Saved entries

★ ★ ★ ★ ★ ★ ★

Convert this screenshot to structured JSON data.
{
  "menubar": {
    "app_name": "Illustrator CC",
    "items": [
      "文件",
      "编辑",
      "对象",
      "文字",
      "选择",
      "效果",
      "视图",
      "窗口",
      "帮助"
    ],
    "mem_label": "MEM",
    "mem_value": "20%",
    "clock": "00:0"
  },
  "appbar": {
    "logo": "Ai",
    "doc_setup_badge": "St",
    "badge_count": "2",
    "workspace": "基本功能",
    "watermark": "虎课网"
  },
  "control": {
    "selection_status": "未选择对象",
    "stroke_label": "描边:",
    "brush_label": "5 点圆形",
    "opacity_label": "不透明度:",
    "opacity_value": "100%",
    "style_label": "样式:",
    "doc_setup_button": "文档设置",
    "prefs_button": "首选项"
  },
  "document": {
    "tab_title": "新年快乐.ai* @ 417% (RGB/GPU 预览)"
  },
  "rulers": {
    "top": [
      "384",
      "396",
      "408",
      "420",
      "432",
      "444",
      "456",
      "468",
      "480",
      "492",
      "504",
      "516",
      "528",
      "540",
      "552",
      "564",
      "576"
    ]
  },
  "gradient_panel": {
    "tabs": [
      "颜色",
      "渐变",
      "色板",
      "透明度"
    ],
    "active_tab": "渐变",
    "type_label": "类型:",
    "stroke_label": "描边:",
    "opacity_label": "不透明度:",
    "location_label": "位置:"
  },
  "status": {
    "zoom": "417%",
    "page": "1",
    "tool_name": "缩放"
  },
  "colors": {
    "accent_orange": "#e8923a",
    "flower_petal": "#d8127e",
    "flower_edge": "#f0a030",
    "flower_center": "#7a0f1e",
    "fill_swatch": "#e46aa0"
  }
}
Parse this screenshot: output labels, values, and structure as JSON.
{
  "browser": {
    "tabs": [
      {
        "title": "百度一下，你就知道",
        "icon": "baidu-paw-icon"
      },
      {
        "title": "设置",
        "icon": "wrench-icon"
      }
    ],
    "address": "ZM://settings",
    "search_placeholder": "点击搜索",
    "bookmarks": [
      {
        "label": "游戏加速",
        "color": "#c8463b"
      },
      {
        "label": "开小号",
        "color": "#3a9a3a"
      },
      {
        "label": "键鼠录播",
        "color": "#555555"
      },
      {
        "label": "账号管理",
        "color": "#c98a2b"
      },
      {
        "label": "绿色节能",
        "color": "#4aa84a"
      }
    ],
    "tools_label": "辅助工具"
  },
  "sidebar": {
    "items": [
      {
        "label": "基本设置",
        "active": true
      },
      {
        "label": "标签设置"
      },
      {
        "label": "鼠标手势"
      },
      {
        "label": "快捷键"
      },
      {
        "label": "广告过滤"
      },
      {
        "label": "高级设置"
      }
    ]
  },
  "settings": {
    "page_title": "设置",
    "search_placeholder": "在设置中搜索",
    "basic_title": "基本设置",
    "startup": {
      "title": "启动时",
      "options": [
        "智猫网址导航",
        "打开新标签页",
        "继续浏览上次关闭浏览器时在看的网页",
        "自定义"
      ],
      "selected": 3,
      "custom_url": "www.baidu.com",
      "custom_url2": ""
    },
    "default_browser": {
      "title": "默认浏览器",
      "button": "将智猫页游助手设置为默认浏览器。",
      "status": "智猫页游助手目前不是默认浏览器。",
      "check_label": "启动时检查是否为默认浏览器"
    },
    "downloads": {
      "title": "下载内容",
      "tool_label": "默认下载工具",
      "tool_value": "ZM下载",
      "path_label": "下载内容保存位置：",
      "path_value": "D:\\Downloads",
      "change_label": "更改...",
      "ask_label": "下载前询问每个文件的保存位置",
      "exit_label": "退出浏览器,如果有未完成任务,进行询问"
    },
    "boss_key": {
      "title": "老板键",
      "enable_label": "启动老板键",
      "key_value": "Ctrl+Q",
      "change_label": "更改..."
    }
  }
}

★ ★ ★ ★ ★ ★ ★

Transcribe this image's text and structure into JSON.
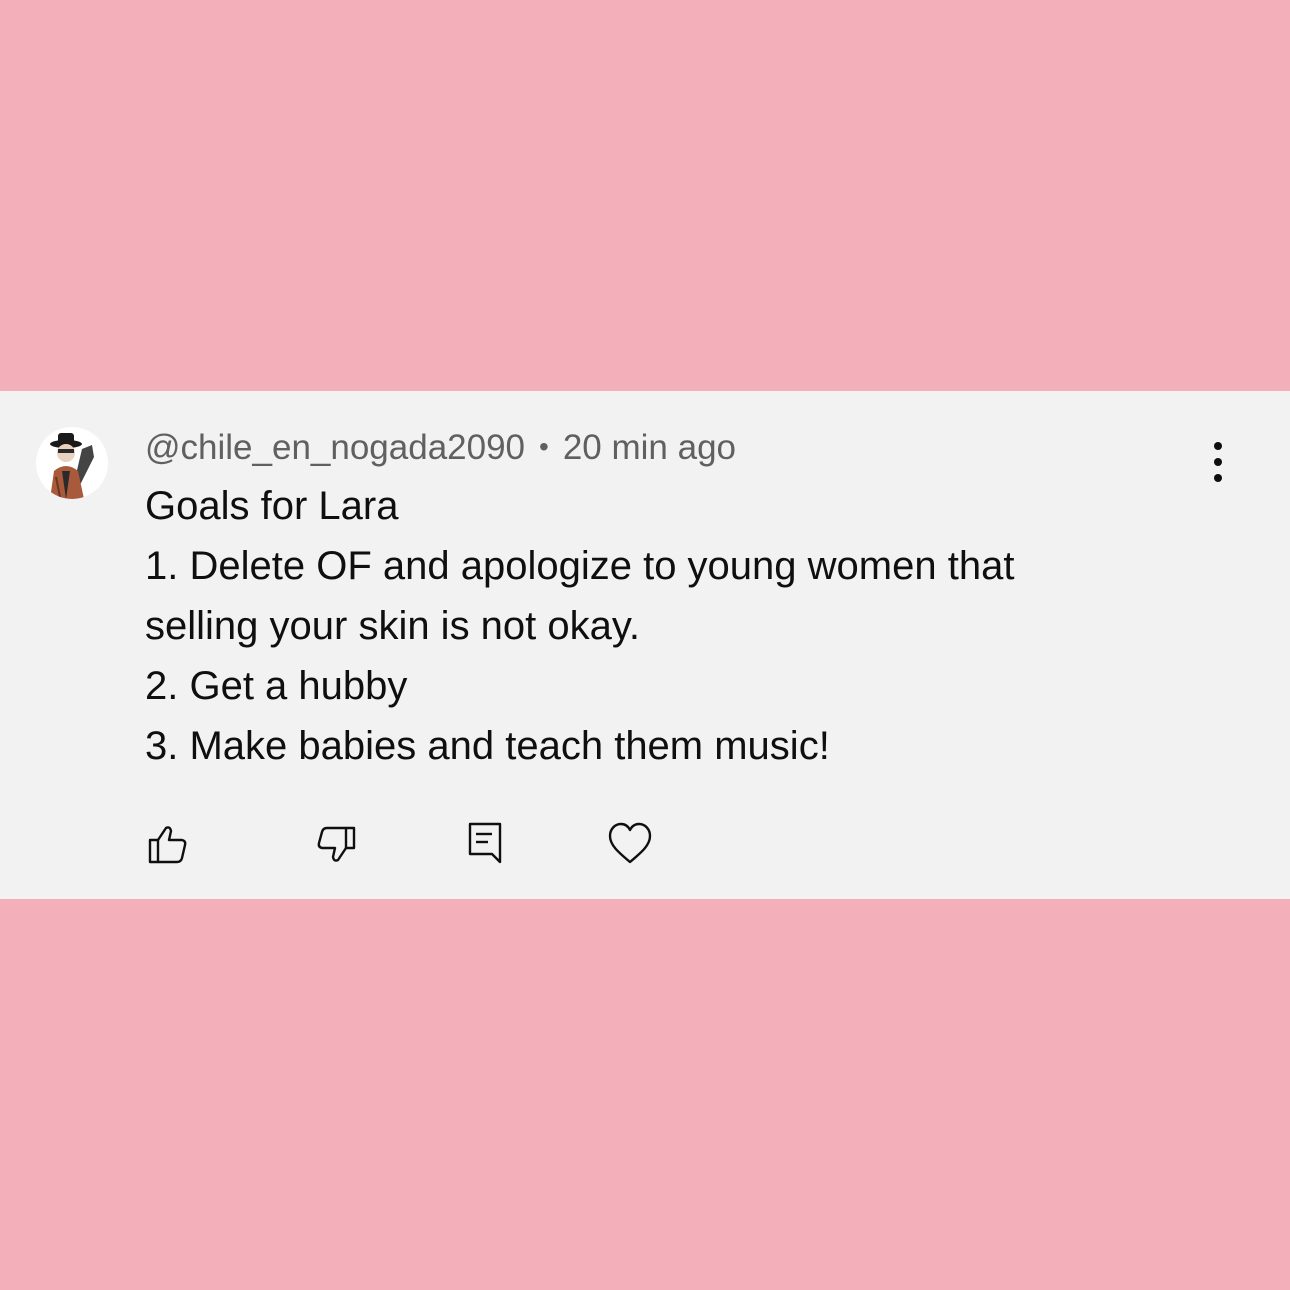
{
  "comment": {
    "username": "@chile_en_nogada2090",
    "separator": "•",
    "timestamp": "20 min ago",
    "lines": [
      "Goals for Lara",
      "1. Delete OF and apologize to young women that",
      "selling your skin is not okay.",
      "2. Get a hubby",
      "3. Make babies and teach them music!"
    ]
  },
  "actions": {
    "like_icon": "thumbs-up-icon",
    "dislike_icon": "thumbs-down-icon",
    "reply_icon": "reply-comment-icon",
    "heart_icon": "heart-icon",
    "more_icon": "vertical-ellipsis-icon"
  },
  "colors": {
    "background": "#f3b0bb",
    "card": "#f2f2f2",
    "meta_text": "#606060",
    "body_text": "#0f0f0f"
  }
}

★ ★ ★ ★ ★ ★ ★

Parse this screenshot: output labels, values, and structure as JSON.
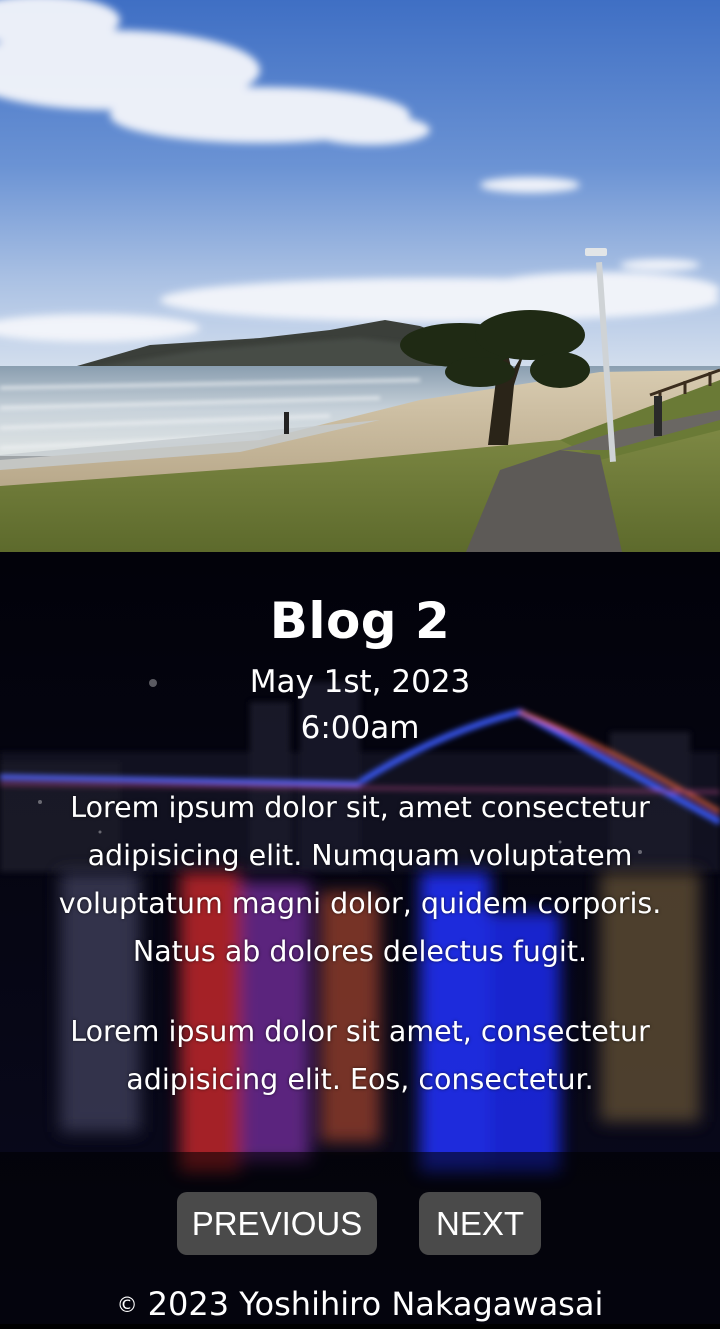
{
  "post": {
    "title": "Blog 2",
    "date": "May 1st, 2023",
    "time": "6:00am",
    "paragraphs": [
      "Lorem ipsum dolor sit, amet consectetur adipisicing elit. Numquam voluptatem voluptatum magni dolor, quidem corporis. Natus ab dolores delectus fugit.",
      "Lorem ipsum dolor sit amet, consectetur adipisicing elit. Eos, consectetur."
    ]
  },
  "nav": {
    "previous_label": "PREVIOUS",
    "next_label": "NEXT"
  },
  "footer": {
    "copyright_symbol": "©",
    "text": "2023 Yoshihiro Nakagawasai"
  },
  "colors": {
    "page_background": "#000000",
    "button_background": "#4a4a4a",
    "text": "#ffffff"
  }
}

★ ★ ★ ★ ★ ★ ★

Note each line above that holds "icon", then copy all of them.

        "icon": "baidu-paw-icon"
        "icon": "wrench-icon"
    "like_icon": "thumbs-up-icon",
    "dislike_icon": "thumbs-down-icon",
    "reply_icon": "reply-comment-icon",
    "heart_icon": "heart-icon",
    "more_icon": "vertical-ellipsis-icon"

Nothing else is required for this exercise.